Perpetuity, July 2021

SLurl Details

2021 SUG meeting week #27 summary

Cravone City, April 2021 – blog post

The following notes were taken from the Tuesday, July 6th, 2021 Simulator User Group (SUG) meeting. The meeting was recorded by Pantera Północy, and the video is embedded at the end of this summary.

Server Deployments

See the server deployment thread for any most recent updates / changes.

  • Tuesday, July 6th saw the SL Main channel servers updated with simulator release 560819. This includes internal fixes, a fix for BUG-202864 – “Change Mesh Uploader to preserve Scene File object names when a full linkset is uploaded”. and a fix for BUG230881 – “llHttpRequest(): HTTP_CUSTOM_HEADER flag is ignored”.
  • Wednesday, July 7th will not see any planned deployment to the RC channels.

SL Viewer

There have been no official viewer updates to mark the start of the week, leaving the official pipelines as:

  • Release viewer: Project UI RC viewer, version, dated June 14, promoted June 23 – No change.
  • Release channel cohorts:
  • Project viewers:
    • Legacy Profiles viewer, version, dated October 26.
    • Copy / Paste viewer, version, dated December 9, 2019.
    • Project Muscadine (Animesh follow-on) project viewer, version, dated November 22, 2019.
    • 360 Snapshot project viewer, version, dated July 16, 2019.

Region Crossings

During region crossings, vehicles and avatars are packaged and transferred separately to one another, before being unpacked and put back together by the receiving region. Due to the fact that vehicles are generally less complex than avatars, then tend to arrive first, and this can cause issues as the scripts on the vehicle resume and make calls (animations, etc.), on avatars that have yet to “arrive”, which can result in vehicle errors.

While there is an event flag – CHANGED_REGION – triggered when the vehicle has correctly arrived in the new region, allowing its scripts to resume, there is no equivalent flag for arriving avatars.  So user Animats has suggested the creation of such an additional event flag: CHANGED_REGION_COMPLETE.

This would be sent once the receiving simulator has unpacked and seated the avatars using the vehicle. Should this additional event flag not be received, then it is indicative that something has gone wrong, allowing vehicle scripters to use it to determine how they’d like to handle the situation.

See BUG-230934 “Add event bit flag CHANGED_REGION_COMPLETE to “changed” script event” for more.

It has also been suggested that LL give thought to a way in which vehicles can detect upcoming parcel settings. A major issue of vehicular travel is encountering parcels where object entry is disabled – resulting in the vehicle being auto-returned to the owner and all those aboard violently unseated.

A means for the viewer to be forewarned of the access settings for a parcel would potentially allow vehicles to be scripted so they can respond to “unfriendly” parcel such as stopping at the parcel border (presumably with a test notification to the driver) in a similar manner to when they encounter ban lines, thus potentially preventing vehicle return and avatar dumping.
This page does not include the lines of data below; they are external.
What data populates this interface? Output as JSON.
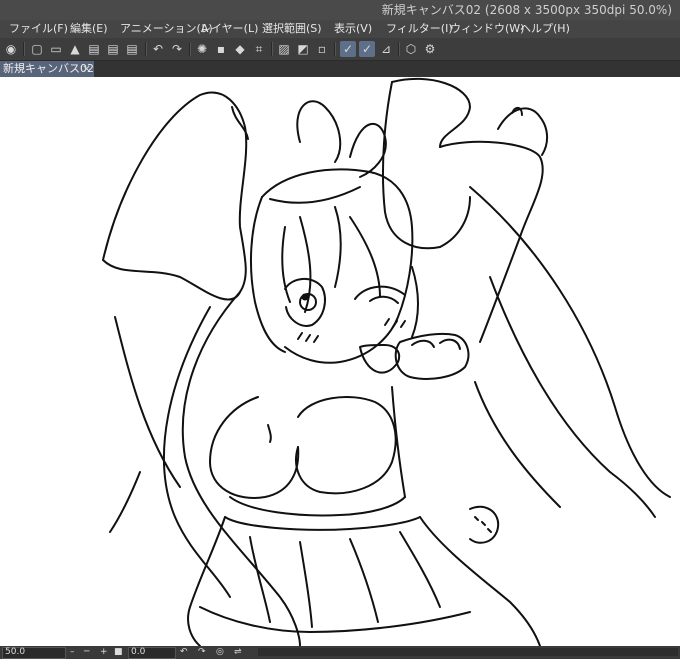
{
  "window": {
    "title": "新規キャンバス02 (2608 x 3500px 350dpi 50.0%)"
  },
  "menu": {
    "items": [
      "ファイル(F)",
      "編集(E)",
      "アニメーション(A)",
      "レイヤー(L)",
      "選択範囲(S)",
      "表示(V)",
      "フィルター(I)",
      "ウィンドウ(W)",
      "ヘルプ(H)"
    ]
  },
  "tabs": [
    {
      "label": "新規キャンバス02",
      "close": "×"
    }
  ],
  "toolbar": {
    "icons": [
      "clip-studio-icon",
      "new-icon",
      "open-icon",
      "save-icon",
      "export-jpg-icon",
      "export-png-icon",
      "export-webp-icon",
      "undo-icon",
      "redo-icon",
      "clear-icon",
      "fill-icon",
      "transform-icon",
      "deselect-icon",
      "invert-icon",
      "hide-selection-icon",
      "snap-ruler-icon",
      "snap-special-ruler-icon",
      "snap-grid-icon",
      "cube-icon",
      "settings-icon"
    ]
  },
  "status": {
    "zoom": "50.0",
    "rotation": "0.0"
  }
}
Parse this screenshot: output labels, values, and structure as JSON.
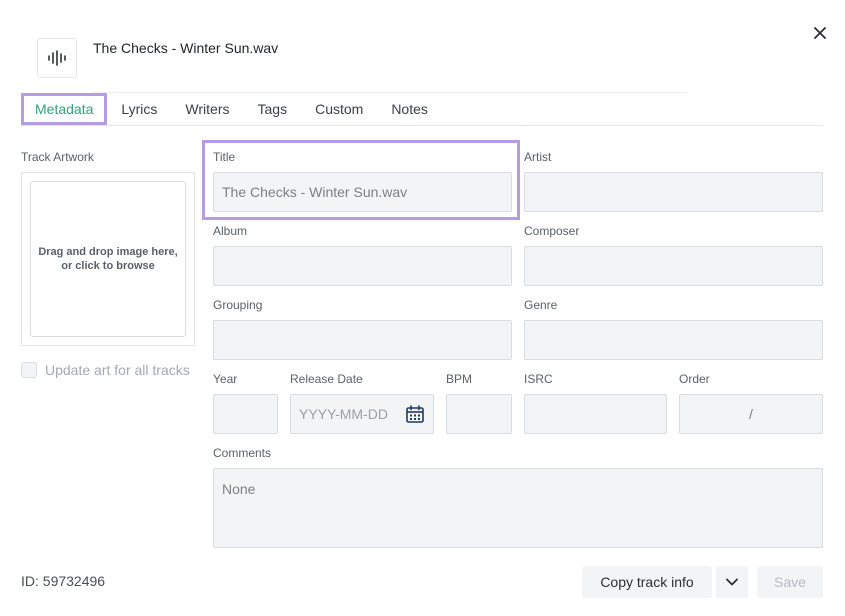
{
  "header": {
    "file_icon": "audio-waveform-icon",
    "file_title": "The Checks - Winter Sun.wav",
    "close_icon": "close-icon"
  },
  "tabs": [
    {
      "label": "Metadata",
      "active": true
    },
    {
      "label": "Lyrics",
      "active": false
    },
    {
      "label": "Writers",
      "active": false
    },
    {
      "label": "Tags",
      "active": false
    },
    {
      "label": "Custom",
      "active": false
    },
    {
      "label": "Notes",
      "active": false
    }
  ],
  "artwork": {
    "label": "Track Artwork",
    "dropzone_text": "Drag and drop image here, or click to browse",
    "update_all_label": "Update art for all tracks",
    "update_all_checked": false
  },
  "fields": {
    "title": {
      "label": "Title",
      "value": "The Checks - Winter Sun.wav"
    },
    "artist": {
      "label": "Artist",
      "value": ""
    },
    "album": {
      "label": "Album",
      "value": ""
    },
    "composer": {
      "label": "Composer",
      "value": ""
    },
    "grouping": {
      "label": "Grouping",
      "value": ""
    },
    "genre": {
      "label": "Genre",
      "value": ""
    },
    "year": {
      "label": "Year",
      "value": ""
    },
    "release_date": {
      "label": "Release Date",
      "placeholder": "YYYY-MM-DD",
      "icon": "calendar-icon"
    },
    "bpm": {
      "label": "BPM",
      "value": ""
    },
    "isrc": {
      "label": "ISRC",
      "value": ""
    },
    "order": {
      "label": "Order",
      "value": "/"
    },
    "comments": {
      "label": "Comments",
      "value": "None"
    }
  },
  "footer": {
    "id_text": "ID: 59732496",
    "copy_label": "Copy track info",
    "dropdown_icon": "chevron-down-icon",
    "save_label": "Save"
  },
  "colors": {
    "accent_green": "#2fa37a",
    "highlight_purple": "#b69be8",
    "field_bg": "#f2f4f5"
  }
}
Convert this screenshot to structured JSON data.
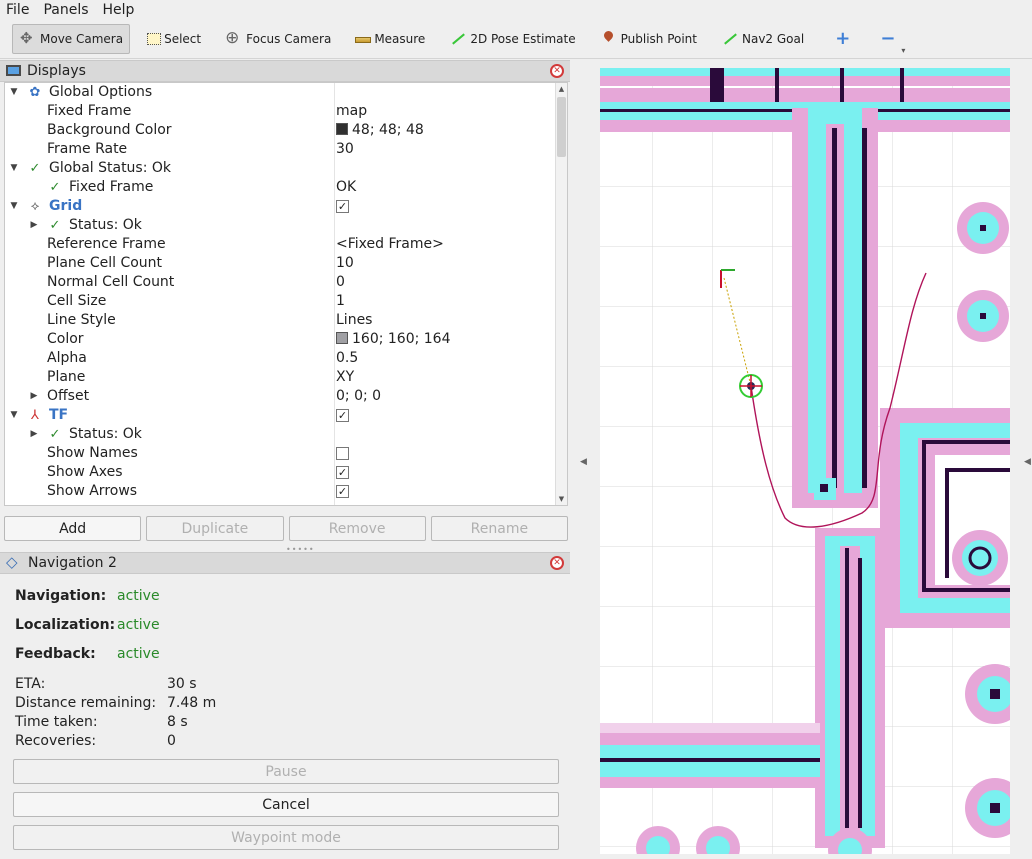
{
  "menu": [
    "File",
    "Panels",
    "Help"
  ],
  "toolbar": {
    "move_camera": "Move Camera",
    "select": "Select",
    "focus_camera": "Focus Camera",
    "measure": "Measure",
    "pose_estimate": "2D Pose Estimate",
    "publish_point": "Publish Point",
    "nav2_goal": "Nav2 Goal",
    "add_tool": "+",
    "remove_tool": "−"
  },
  "displays": {
    "title": "Displays",
    "rows": [
      {
        "label": "Global Options",
        "value": ""
      },
      {
        "label": "Fixed Frame",
        "value": "map"
      },
      {
        "label": "Background Color",
        "value": "48; 48; 48"
      },
      {
        "label": "Frame Rate",
        "value": "30"
      },
      {
        "label": "Global Status: Ok",
        "value": ""
      },
      {
        "label": "Fixed Frame",
        "value": "OK"
      },
      {
        "label": "Grid",
        "value": ""
      },
      {
        "label": "Status: Ok",
        "value": ""
      },
      {
        "label": "Reference Frame",
        "value": "<Fixed Frame>"
      },
      {
        "label": "Plane Cell Count",
        "value": "10"
      },
      {
        "label": "Normal Cell Count",
        "value": "0"
      },
      {
        "label": "Cell Size",
        "value": "1"
      },
      {
        "label": "Line Style",
        "value": "Lines"
      },
      {
        "label": "Color",
        "value": "160; 160; 164"
      },
      {
        "label": "Alpha",
        "value": "0.5"
      },
      {
        "label": "Plane",
        "value": "XY"
      },
      {
        "label": "Offset",
        "value": "0; 0; 0"
      },
      {
        "label": "TF",
        "value": ""
      },
      {
        "label": "Status: Ok",
        "value": ""
      },
      {
        "label": "Show Names",
        "value": ""
      },
      {
        "label": "Show Axes",
        "value": ""
      },
      {
        "label": "Show Arrows",
        "value": ""
      }
    ],
    "bg_swatch": "#303030",
    "grid_swatch": "#a0a0a4"
  },
  "buttons": {
    "add": "Add",
    "duplicate": "Duplicate",
    "remove": "Remove",
    "rename": "Rename"
  },
  "nav2": {
    "title": "Navigation 2",
    "navigation_label": "Navigation:",
    "navigation_value": "active",
    "localization_label": "Localization:",
    "localization_value": "active",
    "feedback_label": "Feedback:",
    "feedback_value": "active",
    "eta_label": "ETA:",
    "eta_value": "30 s",
    "distance_label": "Distance remaining:",
    "distance_value": "7.48 m",
    "time_label": "Time taken:",
    "time_value": "8 s",
    "recoveries_label": "Recoveries:",
    "recoveries_value": "0",
    "pause": "Pause",
    "cancel": "Cancel",
    "waypoint": "Waypoint mode"
  },
  "colors": {
    "active_green": "#2a8a2a",
    "costmap_pink": "#e6a7d8",
    "costmap_cyan": "#7af0f0",
    "wall": "#2a0a3a",
    "path": "#b0145a"
  }
}
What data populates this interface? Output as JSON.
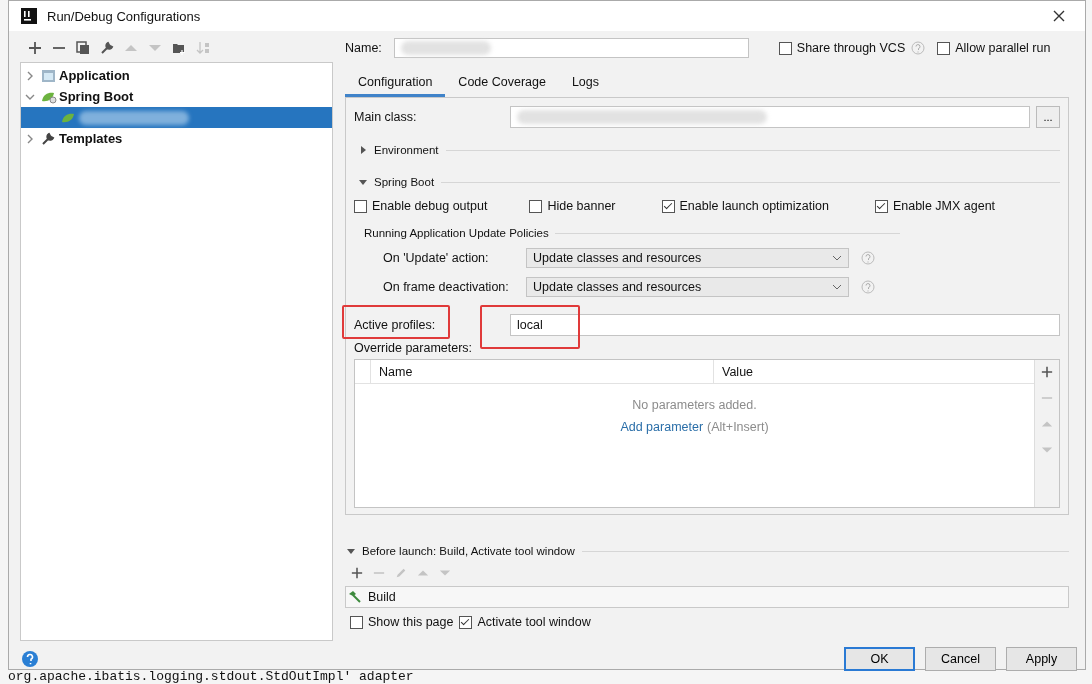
{
  "window": {
    "title": "Run/Debug Configurations"
  },
  "left_toolbar": [
    {
      "kind": "add",
      "disabled": false
    },
    {
      "kind": "remove",
      "disabled": false
    },
    {
      "kind": "copy",
      "disabled": false
    },
    {
      "kind": "wrench",
      "disabled": false
    },
    {
      "kind": "up",
      "disabled": true
    },
    {
      "kind": "down",
      "disabled": true
    },
    {
      "kind": "folder",
      "disabled": false
    },
    {
      "kind": "sort",
      "disabled": true
    }
  ],
  "tree": [
    {
      "label": "Application",
      "kind": "application",
      "expanded": false,
      "selected": false
    },
    {
      "label": "Spring Boot",
      "kind": "spring",
      "expanded": true,
      "selected": false,
      "children": [
        {
          "kind": "spring",
          "selected": true
        }
      ]
    },
    {
      "label": "Templates",
      "kind": "wrench",
      "expanded": false,
      "selected": false
    }
  ],
  "name": {
    "label": "Name:"
  },
  "options": [
    {
      "label": "Share through VCS",
      "checked": false,
      "help": true
    },
    {
      "label": "Allow parallel run",
      "checked": false,
      "help": false
    }
  ],
  "tabs": [
    {
      "label": "Configuration",
      "selected": true
    },
    {
      "label": "Code Coverage",
      "selected": false
    },
    {
      "label": "Logs",
      "selected": false
    }
  ],
  "main_class": {
    "label": "Main class:",
    "button": "..."
  },
  "sections": [
    {
      "label": "Environment",
      "expanded": false
    },
    {
      "label": "Spring Boot",
      "expanded": true
    }
  ],
  "spring_checks": [
    {
      "label": "Enable debug output",
      "checked": false
    },
    {
      "label": "Hide banner",
      "checked": false
    },
    {
      "label": "Enable launch optimization",
      "checked": true
    },
    {
      "label": "Enable JMX agent",
      "checked": true
    }
  ],
  "policies": {
    "title": "Running Application Update Policies",
    "rows": [
      {
        "label": "On 'Update' action:",
        "value": "Update classes and resources"
      },
      {
        "label": "On frame deactivation:",
        "value": "Update classes and resources"
      }
    ]
  },
  "active_profiles": {
    "label": "Active profiles:",
    "value": "local",
    "highlighted": true
  },
  "override": {
    "label": "Override parameters:",
    "columns": [
      "Name",
      "Value"
    ],
    "empty": "No parameters added.",
    "link": "Add parameter",
    "shortcut": "(Alt+Insert)",
    "tools": [
      {
        "kind": "add",
        "disabled": false
      },
      {
        "kind": "remove",
        "disabled": true
      },
      {
        "kind": "up",
        "disabled": true
      },
      {
        "kind": "down",
        "disabled": true
      }
    ]
  },
  "before_launch": {
    "label": "Before launch: Build, Activate tool window",
    "expanded": true,
    "tools": [
      {
        "kind": "add",
        "disabled": false
      },
      {
        "kind": "remove",
        "disabled": true
      },
      {
        "kind": "edit",
        "disabled": true
      },
      {
        "kind": "up",
        "disabled": true
      },
      {
        "kind": "down",
        "disabled": true
      }
    ],
    "tasks": [
      {
        "label": "Build"
      }
    ]
  },
  "bottom_checks": [
    {
      "label": "Show this page",
      "checked": false
    },
    {
      "label": "Activate tool window",
      "checked": true
    }
  ],
  "buttons": [
    {
      "label": "OK",
      "default": true
    },
    {
      "label": "Cancel",
      "default": false
    },
    {
      "label": "Apply",
      "default": false
    }
  ],
  "editor_line": "org.apache.ibatis.logging.stdout.StdOutImpl' adapter"
}
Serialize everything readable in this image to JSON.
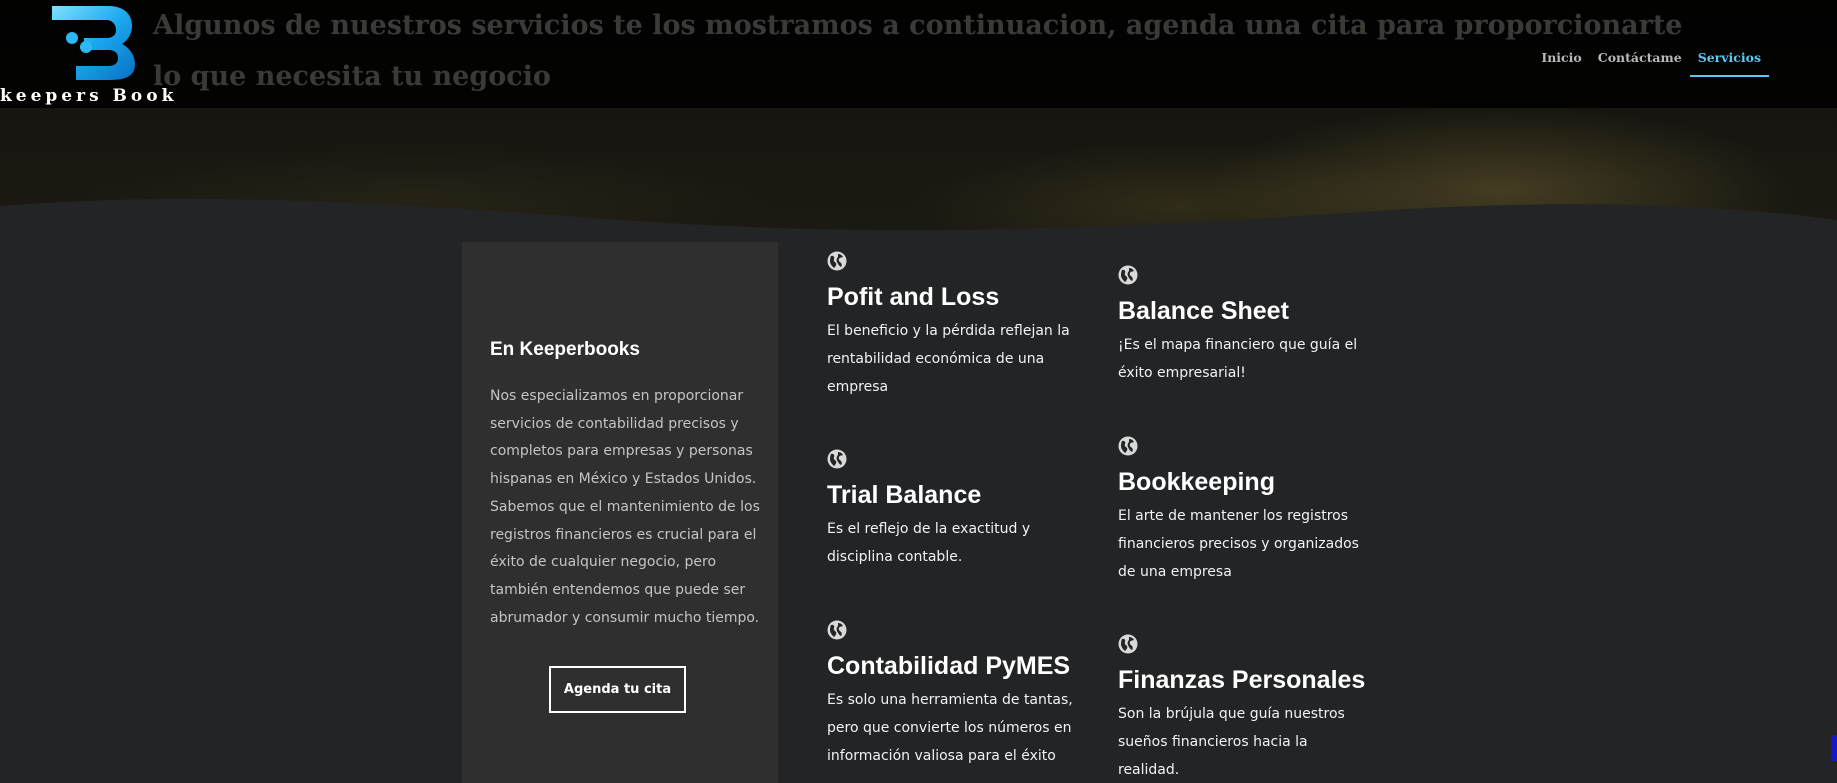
{
  "header": {
    "logo_text": "keepers Book",
    "hero_title": "Algunos de nuestros servicios te los mostramos a continuacion, agenda una cita para proporcionarte lo que necesita tu negocio",
    "nav": [
      {
        "label": "Inicio",
        "active": false
      },
      {
        "label": "Contáctame",
        "active": false
      },
      {
        "label": "Servicios",
        "active": true
      }
    ]
  },
  "intro_card": {
    "title": "En Keeperbooks",
    "text": "Nos especializamos en proporcionar servicios de contabilidad precisos y completos para empresas y personas hispanas en México y Estados Unidos. Sabemos que el mantenimiento de los registros financieros es crucial para el éxito de cualquier negocio, pero también entendemos que puede ser abrumador y consumir mucho tiempo.",
    "button_label": "Agenda tu cita"
  },
  "services": [
    {
      "icon": "globe-icon",
      "title": "Pofit and Loss",
      "text": "El beneficio y la pérdida reflejan la rentabilidad económica de una empresa"
    },
    {
      "icon": "globe-icon",
      "title": "Trial Balance",
      "text": "Es el reflejo de la exactitud y disciplina contable."
    },
    {
      "icon": "globe-icon",
      "title": "Contabilidad PyMES",
      "text": "Es solo una herramienta de tantas, pero que convierte los números en información valiosa para el éxito"
    },
    {
      "icon": "globe-icon",
      "title": "Balance Sheet",
      "text": "¡Es el mapa financiero que guía el éxito empresarial!"
    },
    {
      "icon": "globe-icon",
      "title": "Bookkeeping",
      "text": "El arte de mantener los registros financieros precisos y organizados de una empresa"
    },
    {
      "icon": "globe-icon",
      "title": "Finanzas Personales",
      "text": "Son la brújula que guía nuestros sueños financieros hacia la realidad."
    }
  ],
  "colors": {
    "accent": "#5cc6f5",
    "background": "#232425",
    "card": "#2f2f30"
  }
}
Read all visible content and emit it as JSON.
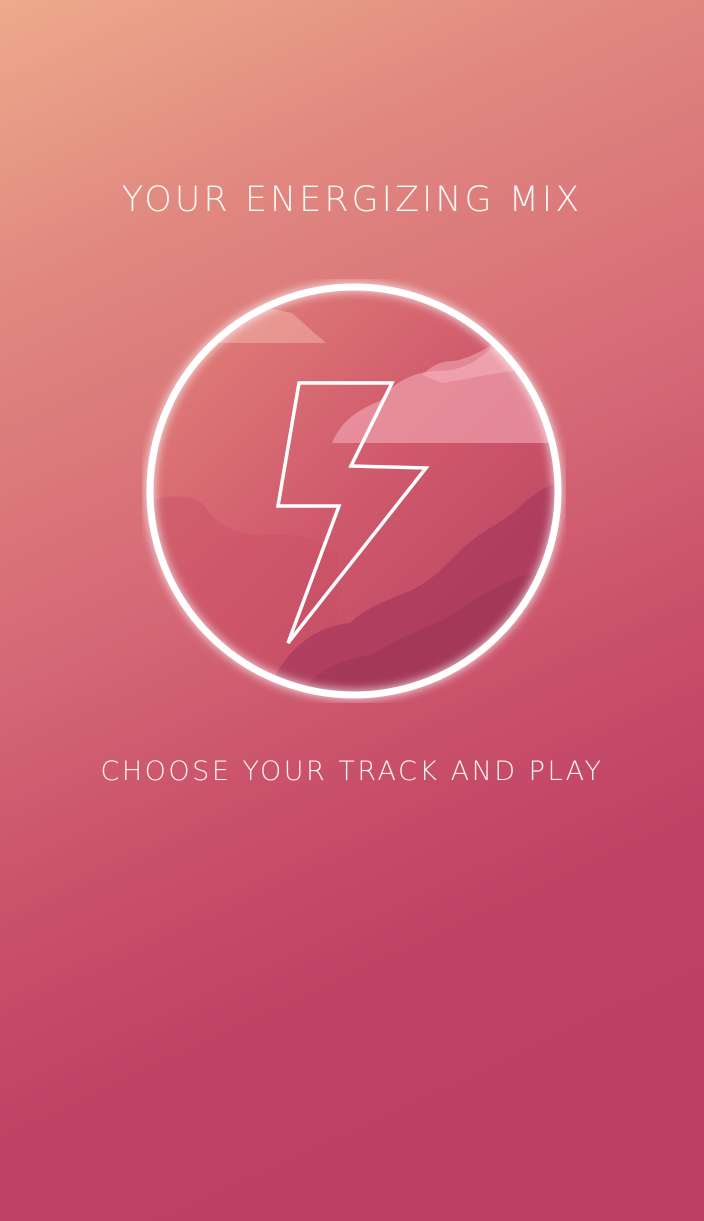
{
  "screen": {
    "title": "YOUR ENERGIZING MIX",
    "subtitle": "CHOOSE YOUR TRACK AND PLAY"
  },
  "badge": {
    "icon": "lightning-bolt-icon",
    "ring_color": "#ffffff"
  },
  "theme": {
    "gradient_start": "#edaa8c",
    "gradient_end": "#bd4063"
  }
}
There are again complexities to this idea (e.g. what happens when the parcel(s) being checked are in the next region, and thus on a different simulator to the one the checking script is currently running on?). However, LL have requested the idea be filed via Jira to allow proper assessment and discussion.